The fact that cannabis seeds can vary in appearance has led some growers to think that the size, shape, or color of a seed dictates its quality.
Immature cannabis seeds, on the other hand, tend to be green and have a soft outer shell that breaks when any kind of pressure is applied to it.
Appearance And Feel – Checking The Color, Size, and Shape Of Your Seeds
Mature cannabis seeds usually have a hard outer shell that can vary in color from very dark (or almost black) to very light grey and may have tiger-like stripes. You should be able to firmly press these seeds between your fingers without damaging them.
Some smokers might be pleased to see some cannabis seeds in their bag, and might think themselves lucky. However, finding seeds in a bag is bad for various reasons. For one, this means the grower has messed up and allowed their female plants to be pollinated by an invading male. When flowers are pollinated, they stop producing THC-containing resin and divert their energy toward producing seeds. Secondly, the seeds will have added to the overall weight of the bag, which means less weed for your buck.

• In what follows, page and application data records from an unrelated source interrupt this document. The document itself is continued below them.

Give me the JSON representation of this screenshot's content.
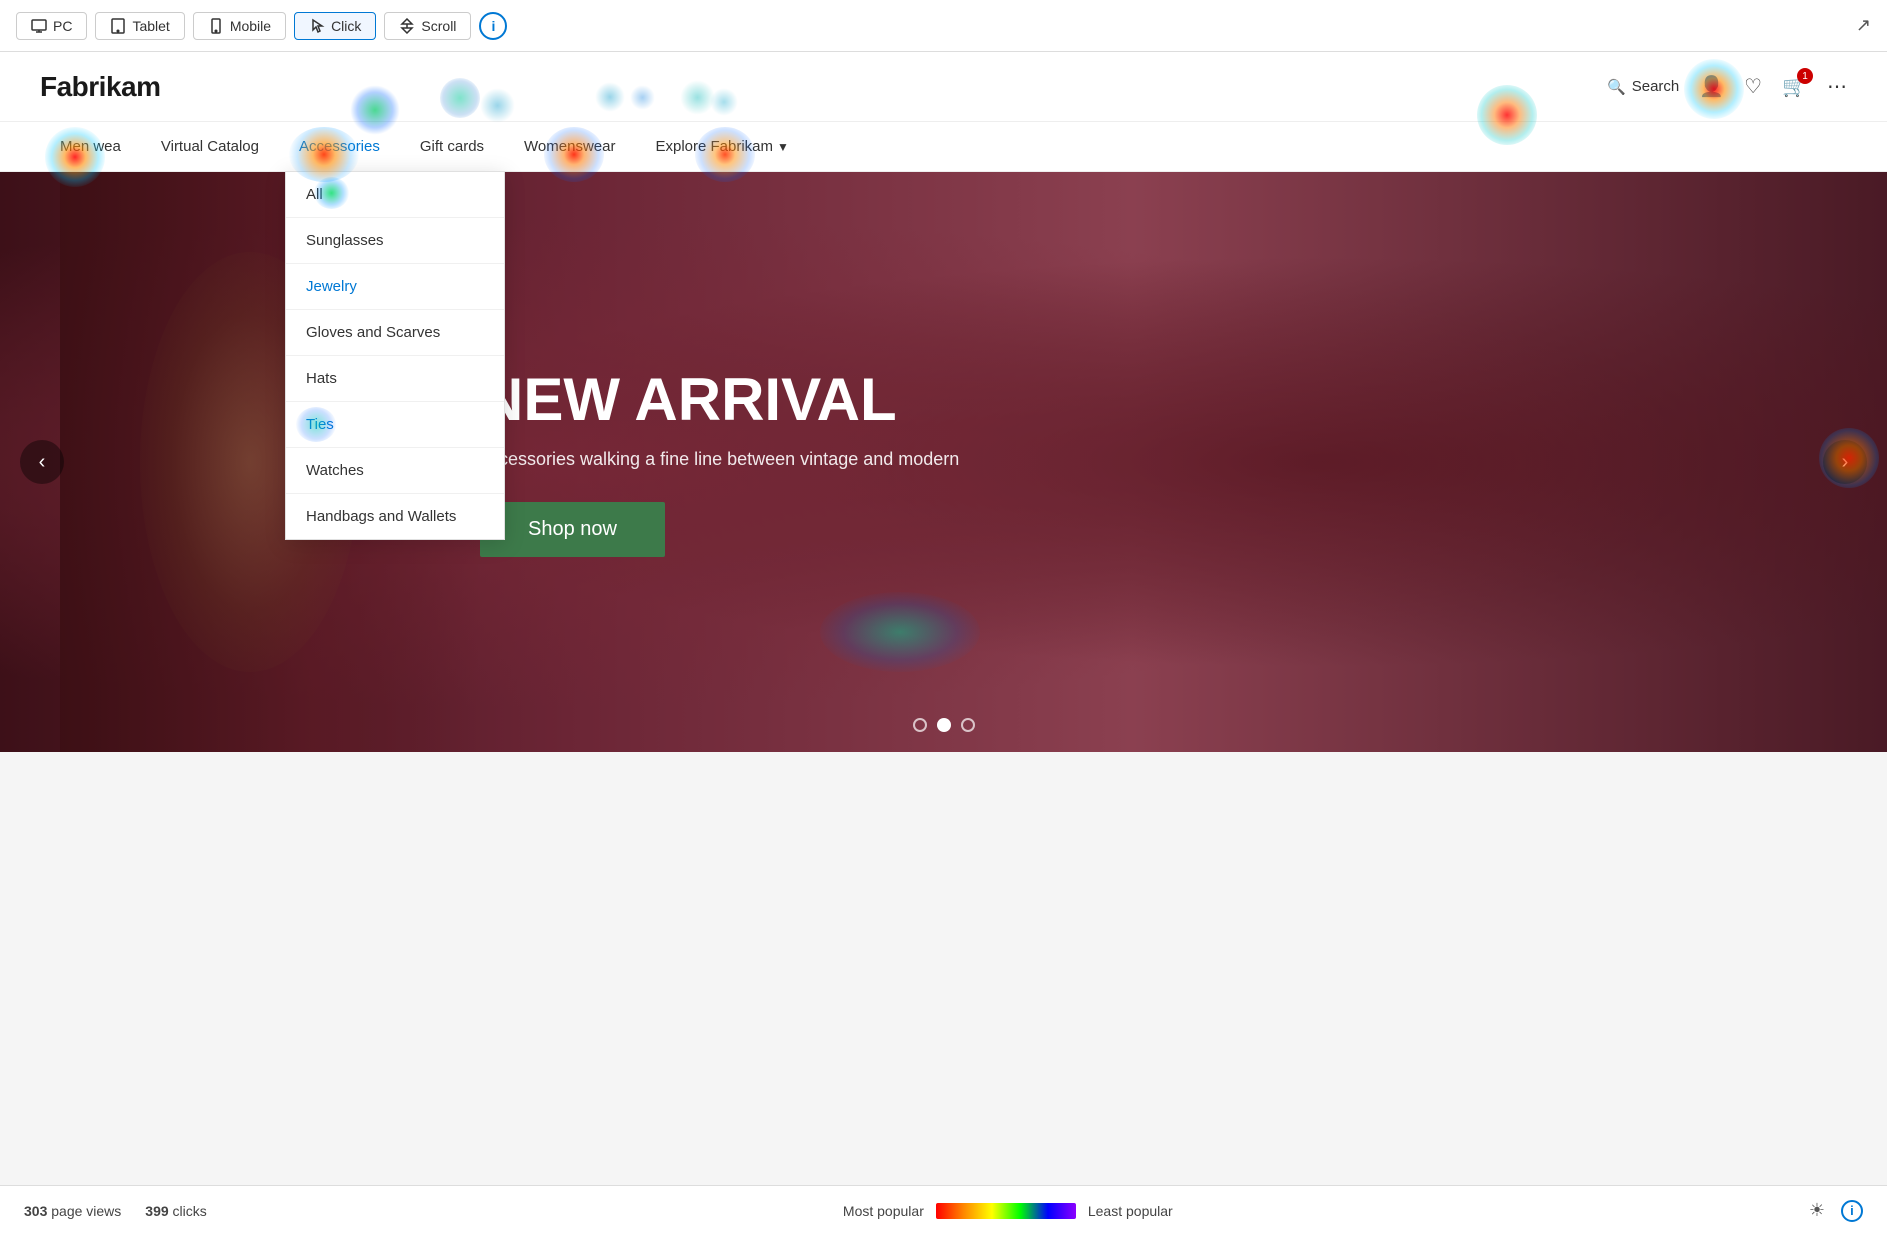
{
  "toolbar": {
    "pc_label": "PC",
    "tablet_label": "Tablet",
    "mobile_label": "Mobile",
    "click_label": "Click",
    "scroll_label": "Scroll",
    "info_label": "i"
  },
  "header": {
    "logo": "Fabrikam",
    "search_label": "Search",
    "cart_count": "1"
  },
  "nav": {
    "items": [
      {
        "label": "Men wea",
        "url": "#",
        "highlighted": false
      },
      {
        "label": "Virtual Catalog",
        "url": "#",
        "highlighted": false
      },
      {
        "label": "Accessories",
        "url": "#",
        "highlighted": true
      },
      {
        "label": "Gift cards",
        "url": "#",
        "highlighted": false
      },
      {
        "label": "Womenswear",
        "url": "#",
        "highlighted": false
      },
      {
        "label": "Explore Fabrikam",
        "url": "#",
        "highlighted": false,
        "hasArrow": true
      }
    ]
  },
  "dropdown": {
    "items": [
      {
        "label": "All",
        "highlighted": false
      },
      {
        "label": "Sunglasses",
        "highlighted": false
      },
      {
        "label": "Jewelry",
        "highlighted": true
      },
      {
        "label": "Gloves and Scarves",
        "highlighted": false
      },
      {
        "label": "Hats",
        "highlighted": false
      },
      {
        "label": "Ties",
        "highlighted": true
      },
      {
        "label": "Watches",
        "highlighted": false
      },
      {
        "label": "Handbags and Wallets",
        "highlighted": false
      }
    ]
  },
  "hero": {
    "title": "NEW ARRIVAL",
    "subtitle": "accessories walking a fine line between vintage and modern",
    "cta_label": "Shop now",
    "dots": [
      {
        "active": false
      },
      {
        "active": true
      },
      {
        "active": false
      }
    ]
  },
  "status": {
    "page_views_count": "303",
    "page_views_label": "page views",
    "clicks_count": "399",
    "clicks_label": "clicks",
    "most_popular": "Most popular",
    "least_popular": "Least popular"
  }
}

The alternative to this is to risk buying seeds from a hobbyist. This isn’t to say that hobby growers cannot produce fantastic genetics, but if you don’t know them or their skills, there’s no way to know whether your seeds will grow.
So I pulled a small bud off of my Skunk #1 Auto as a tester, I am about 5 days away from harvest and wanted to get a gauge of where I was at. Anyways, I did a quick dry on the bud last night and it ended up weighing like 1 gram. So I was picking it apart and noticed these tiny little dark black dots in the bud. And when I say tiny, I mean very small, probably the size of a pin head, and they were deep within the calyxes. I got about 6 or so out of this one bud. They looks like very tiny seeds, but I am 99.9% sure that I had no males or hermies in my crop. I will have to check especially hard tomorrow, but I have spent such a large amount of time with them I am pretty sure I would have seen any male flowers appear. I have not checked any more bud or any of the other girls, so I am not sure if this is a widespread problem or if it is contained to a single plant.
Anyways, here are some pics of what I just found, they are not the best pictures because they are so damn small, but it should give you guys an idea of what I am looking at. They are not white or hard at all, they are actually pretty soft and break up, not really in a specific shape, looks like black little crumbs or something. Really hope I did not just discover a massive problem, because the Skunks will be coming down in the next few days, but the three NL’s in the room still have a good five weeks to go or so. These little black seed looking things seem to be hollow as well, there isn’t a whole lot to them to be honest, just don’t want to ruin my personal, which this grow is entirely. There is not much good bud in FL.
What do you guys think? Any and all help is greatly appreciated!!
Should I go ahead and harvest now to prevent these from maturing any further? If that is indeed what they are is seeds from somewhere, but in all seriousness, I am almost positive I have not seen a single male flower this time around.
Anyone else have experience with this? How bad of shape am I really about to be in?
I have an indoor growroom and in my recent harvest I found seeds in the buds, but I’m sure there are no male plants in the room. I’ve heard that light leakage can cause plants to become hermaphrodites. Is this true, and if so, do you have any tips for avoiding this?
has anyone ever gotten black seeds? i mean like really black. not grey or dark, but blackish purplish seeds? if so what was your experience with them?
Cannabis plants are monecious. This means they have the ability to be either male or female. Or in the case of hermaphroditism, they can be both. The reason to make sure there are no males or hermaphrodites in your garden is because male flowers make pollen. When pollen touches the white hairs on a flower, it makes a seed, and seeded weed gives you headaches. Even though there are reasons in nature hermaphroditism could be important, such as continuing the species in case there is no male present, hermaphroditism is generally a bad thing when talking about cannabis plants.
In either case, once hermaphroditism has compromised the safety and purity of your sensimilla, the plant should not be propagated further. Remember, once a hermy, always a hermy. The plant pictured here is in the tenth and what should have been the final week of ripening, but a timer failed and one light stayed on continuously for almost two weeks, causing this vegetative regrowth. Because the light was continuous, the plant made no pollen. This method of re-vegging can be used to save a flowering plant you have no copies of, but be careful, as this may cause some strains to hermaphrodite.
Finding a hermaphrodite in your growroom can happen at any stage of the flowering cycle and is indicated by the presence of male flowers growing on the same plant as female flowers. As with all species in nature this can occur in varying degrees. A plant can become slightly or majorly hermaphroditic. In cases where singular male flowers are found between the branch and stalk nodes, you should be diligently removing them as they grow. You must re-inspect the plant top to bottom every few days to be sure pollination and seeding doesn’t occur. If you find male flowers (anthers) actually growing from within the female flowers (buds) the situation is a little more dire. You can still remove all the male anatomy as it appears, but it will be harder to find and much more prevalent. This is a horrible discovery that leads to a tough decision: Should you let the plant live and risk the whole crop being ruined by seeds?